- I was just as surprised as Tom to see how good Joe Flamm was at front of the house. I just had a particularly terrible experience at a restaurant in Los Angeles that made me question whether service is something “hot” new restaurants deliberately eschew. Joe gives me hope!
Last Chance Kitchen

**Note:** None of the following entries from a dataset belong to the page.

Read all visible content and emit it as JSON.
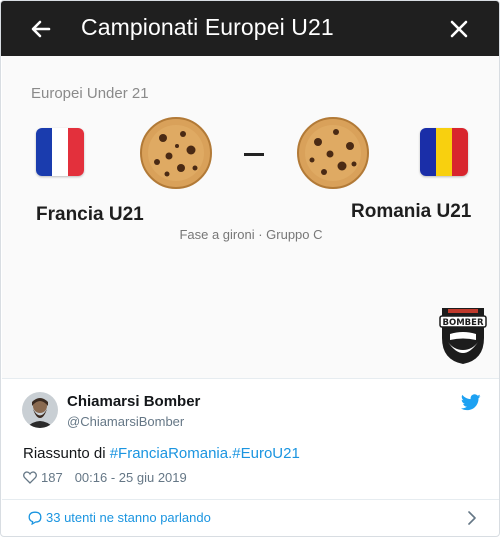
{
  "header": {
    "title": "Campionati Europei U21",
    "back_icon": "arrow-left-icon",
    "close_icon": "close-icon",
    "background": "#1f1f1f"
  },
  "match": {
    "competition": "Europei Under 21",
    "home_team": "Francia U21",
    "away_team": "Romania U21",
    "separator": "–",
    "stage": "Fase a gironi · Gruppo C",
    "home_flag_colors": [
      "#1a3cae",
      "#ffffff",
      "#e3303c"
    ],
    "away_flag_colors": [
      "#1a2ea8",
      "#f8d00f",
      "#d8252d"
    ],
    "logo_text": "BOMBER"
  },
  "tweet": {
    "author_name": "Chiamarsi Bomber",
    "author_handle": "@ChiamarsiBomber",
    "text_prefix": "Riassunto di ",
    "hashtag_1": "#FranciaRomania",
    "hashtag_2": ".#EuroU21",
    "likes": "187",
    "timestamp": "00:16 - 25 giu 2019",
    "conversation": "33 utenti ne stanno parlando",
    "link_color": "#1b95e0"
  }
}
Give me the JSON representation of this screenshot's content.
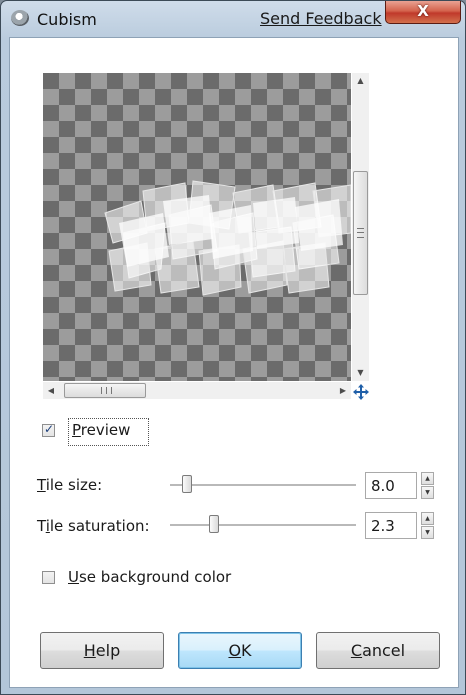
{
  "window": {
    "title": "Cubism",
    "feedback_link": "Send Feedback",
    "close_glyph": "X"
  },
  "preview": {
    "label_rest": "review",
    "label_key": "P",
    "checked": true,
    "scroll_v_arrow_up": "▲",
    "scroll_v_arrow_down": "▼",
    "scroll_h_arrow_left": "◀",
    "scroll_h_arrow_right": "▶"
  },
  "tile_size": {
    "label_key": "T",
    "label_rest": "ile size:",
    "value": "8.0"
  },
  "tile_saturation": {
    "label_key": "i",
    "label_first": "T",
    "label_rest": "le saturation:",
    "value": "2.3"
  },
  "background": {
    "label_key": "U",
    "label_rest": "se background color",
    "checked": false
  },
  "buttons": {
    "help_key": "H",
    "help_rest": "elp",
    "ok_key": "O",
    "ok_rest": "K",
    "cancel_key": "C",
    "cancel_rest": "ancel"
  },
  "icons": {
    "app": "gimp-wilber-icon",
    "navigate": "move-cross-icon",
    "spin_up": "▲",
    "spin_down": "▼"
  },
  "colors": {
    "titlebar": "#b9cbdd",
    "close_button": "#c0392b",
    "default_button": "#3c7fb1"
  }
}
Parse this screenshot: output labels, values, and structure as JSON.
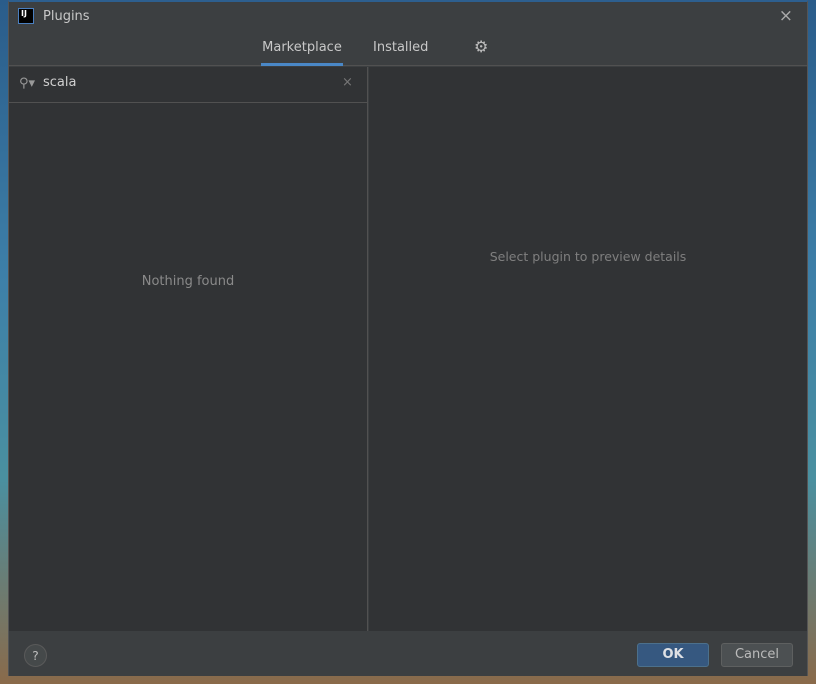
{
  "window": {
    "title": "Plugins",
    "app_icon_text": "IJ"
  },
  "tabs": [
    {
      "label": "Marketplace",
      "active": true
    },
    {
      "label": "Installed",
      "active": false
    }
  ],
  "search": {
    "value": "scala",
    "placeholder": ""
  },
  "results": {
    "empty_text": "Nothing found"
  },
  "details": {
    "empty_text": "Select plugin to preview details"
  },
  "footer": {
    "help": "?",
    "ok": "OK",
    "cancel": "Cancel"
  },
  "icons": {
    "close": "×",
    "gear": "⚙",
    "search": "🔍",
    "clear": "×"
  },
  "colors": {
    "accent": "#4a88c7",
    "ok_button": "#365880",
    "panel": "#313335",
    "chrome": "#3c3f41"
  }
}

This week Tanya goes up against Brother for a shot to get back into the competition. In a reference to the challenge that sent her home, the chefs have to cook a dish for the round Tanya wished she could have been assigned: the speed round. Tom lets them chose how much time they have to cook the dish—Tom initially says they’ll have fifteen minutes to make whatever dish they want. Brother essentially negotiates him down to ten minutes (!!) to cook a dish from scratch and Tanya reluctantly agrees. Time is called and the chefs are forced to think on the fly. Brother is doing a variation of a seared fish dish he does in his restaurant and takes the time to filet and bone the fish. Tanya originally wanted shrimp but was forced to rethink her approach when there are no shrimp in the pantry and grabs the salmon steak. After noticing her salmon is undercooked when she initially goes to plate it, she immediately throws it back in the pan until the last couple seconds to ensure it’s cooked through. Meanwhile, Brother is regretting bringing the challenge down to ten minutes and pulls the slightly burnt chorizo from his plate at the last second. The ten minutes go by quickly and the chef’s dishes are complete. Tom tastes Tanya’s blackened salmon steak with a romesco sauce and arugula salad first. Brother’s competing dish is a seared trout with chorizo vinaigrette and cauliflower puree. Tom is impressed with what the chefs were able to accomplish in ten minutes but ultimately chooses Brother for the win because of a raw onion flavor that overpowered the back end of Tanya’s sauce. Even though she was once again asked to pack her knives, Tanya felt better about the way she left the competition in LCK, proving once again the concurrent reality show allows the chefs to leave on a better note.